Rick Parker, owner of Parker Conservation Inc., of Gentry, Ark., will lead the class.
Parker, who has nearly 40 years of experience in art conservation, has lectured at numerous institutions, including the Smithsonian, M.I.T., Society for the Preservation of New England Antiquities, Colonial Williamsburg and the Canadian Conservation Institute.
The published author has worked on objects from the White House, Mount Vernon, Monticello, The Hermitage, Biltmore, Beauvoir, U.S.S. Constitution (Old Ironsides), William J. Clinton Presidential Library and the Harry S. Truman Presidential Library, as well as individual presidential collections.
The cost to attend is $25. Registration is limited to 25 people on a first-come, first-served basis. Registration requests must be sent to Cherokee.Tourism@cnent.com.
No firearms are permitted on the prison museum grounds. Please bring photos of the firearm to reference when asking questions.
The Cherokee National Prison Museum was the only penitentiary building in Indian Territory from 1875 to 1901. It housed sentenced and accused prisoners from throughout the territory. The interpretive site and museum show visitors how law and order operated in Indian Territory.
The museum is located at 124 E. Choctaw St.
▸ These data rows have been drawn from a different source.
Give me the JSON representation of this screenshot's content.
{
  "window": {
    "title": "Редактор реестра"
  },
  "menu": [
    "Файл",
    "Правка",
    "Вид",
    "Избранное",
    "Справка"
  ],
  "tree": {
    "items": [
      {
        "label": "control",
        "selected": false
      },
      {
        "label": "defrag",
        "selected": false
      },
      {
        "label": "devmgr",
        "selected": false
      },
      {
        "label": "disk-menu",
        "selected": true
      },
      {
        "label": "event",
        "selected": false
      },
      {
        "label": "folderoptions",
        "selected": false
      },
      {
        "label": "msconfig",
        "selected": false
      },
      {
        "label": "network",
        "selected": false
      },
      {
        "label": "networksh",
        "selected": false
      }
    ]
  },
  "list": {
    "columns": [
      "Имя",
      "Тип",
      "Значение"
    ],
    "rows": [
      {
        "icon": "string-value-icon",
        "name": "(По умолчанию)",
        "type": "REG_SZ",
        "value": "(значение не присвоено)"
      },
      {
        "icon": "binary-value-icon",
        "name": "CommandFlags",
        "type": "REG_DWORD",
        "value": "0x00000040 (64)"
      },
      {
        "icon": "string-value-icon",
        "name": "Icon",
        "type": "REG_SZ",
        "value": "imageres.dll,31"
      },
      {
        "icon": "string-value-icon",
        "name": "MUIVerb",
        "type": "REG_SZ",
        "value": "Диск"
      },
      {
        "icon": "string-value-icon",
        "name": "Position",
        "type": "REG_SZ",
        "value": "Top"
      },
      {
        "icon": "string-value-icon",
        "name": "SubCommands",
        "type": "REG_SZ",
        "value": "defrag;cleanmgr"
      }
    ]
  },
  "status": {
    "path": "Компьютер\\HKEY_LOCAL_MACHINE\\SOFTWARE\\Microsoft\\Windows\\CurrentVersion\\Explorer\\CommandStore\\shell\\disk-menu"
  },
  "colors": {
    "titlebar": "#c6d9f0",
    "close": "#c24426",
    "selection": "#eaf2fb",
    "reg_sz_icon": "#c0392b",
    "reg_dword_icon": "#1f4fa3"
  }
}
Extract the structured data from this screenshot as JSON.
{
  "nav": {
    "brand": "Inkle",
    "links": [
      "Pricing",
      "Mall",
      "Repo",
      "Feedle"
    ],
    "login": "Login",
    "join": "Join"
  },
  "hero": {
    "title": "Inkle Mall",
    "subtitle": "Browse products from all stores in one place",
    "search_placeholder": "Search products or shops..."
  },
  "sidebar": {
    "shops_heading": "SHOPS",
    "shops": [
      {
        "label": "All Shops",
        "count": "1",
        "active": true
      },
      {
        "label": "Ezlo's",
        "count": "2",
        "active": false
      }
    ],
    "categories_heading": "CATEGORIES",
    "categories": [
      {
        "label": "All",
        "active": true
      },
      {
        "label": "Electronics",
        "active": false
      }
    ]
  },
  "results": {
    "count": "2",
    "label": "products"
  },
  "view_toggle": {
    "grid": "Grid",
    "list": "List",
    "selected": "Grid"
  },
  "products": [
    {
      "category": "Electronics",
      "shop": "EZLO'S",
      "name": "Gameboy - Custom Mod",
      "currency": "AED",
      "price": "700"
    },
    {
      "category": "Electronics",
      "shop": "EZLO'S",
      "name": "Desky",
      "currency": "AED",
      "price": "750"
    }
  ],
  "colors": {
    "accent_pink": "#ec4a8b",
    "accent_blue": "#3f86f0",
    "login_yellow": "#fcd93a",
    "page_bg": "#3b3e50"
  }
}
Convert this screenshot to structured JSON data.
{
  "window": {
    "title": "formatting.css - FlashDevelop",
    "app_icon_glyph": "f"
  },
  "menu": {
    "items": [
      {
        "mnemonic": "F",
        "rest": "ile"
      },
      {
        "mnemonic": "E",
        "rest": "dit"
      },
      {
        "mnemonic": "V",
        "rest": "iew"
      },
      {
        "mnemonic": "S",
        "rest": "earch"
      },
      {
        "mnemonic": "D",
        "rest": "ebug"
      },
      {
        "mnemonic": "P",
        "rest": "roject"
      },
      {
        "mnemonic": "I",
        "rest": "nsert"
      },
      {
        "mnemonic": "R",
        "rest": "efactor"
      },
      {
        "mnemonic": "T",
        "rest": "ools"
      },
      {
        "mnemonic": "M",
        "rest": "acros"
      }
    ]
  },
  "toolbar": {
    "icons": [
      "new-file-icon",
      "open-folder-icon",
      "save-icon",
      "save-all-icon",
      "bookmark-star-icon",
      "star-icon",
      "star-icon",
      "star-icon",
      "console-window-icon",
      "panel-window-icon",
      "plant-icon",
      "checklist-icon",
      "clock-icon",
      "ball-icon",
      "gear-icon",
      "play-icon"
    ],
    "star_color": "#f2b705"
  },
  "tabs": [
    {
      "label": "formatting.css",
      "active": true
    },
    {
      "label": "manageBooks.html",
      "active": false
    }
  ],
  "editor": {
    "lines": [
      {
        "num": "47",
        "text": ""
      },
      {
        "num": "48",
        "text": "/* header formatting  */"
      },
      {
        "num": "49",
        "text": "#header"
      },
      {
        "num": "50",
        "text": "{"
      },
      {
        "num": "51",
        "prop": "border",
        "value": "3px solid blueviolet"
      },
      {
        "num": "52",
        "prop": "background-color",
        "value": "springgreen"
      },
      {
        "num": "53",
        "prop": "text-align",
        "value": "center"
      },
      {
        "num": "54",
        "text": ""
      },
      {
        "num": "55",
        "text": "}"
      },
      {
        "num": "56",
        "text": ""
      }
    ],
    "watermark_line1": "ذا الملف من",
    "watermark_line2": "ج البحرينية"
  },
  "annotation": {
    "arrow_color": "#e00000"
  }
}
For information on Cherokee Nation Cultural Tourism, including museum operations, please call (877) 779-6977 or visit www.CherokeeTourismOK.com.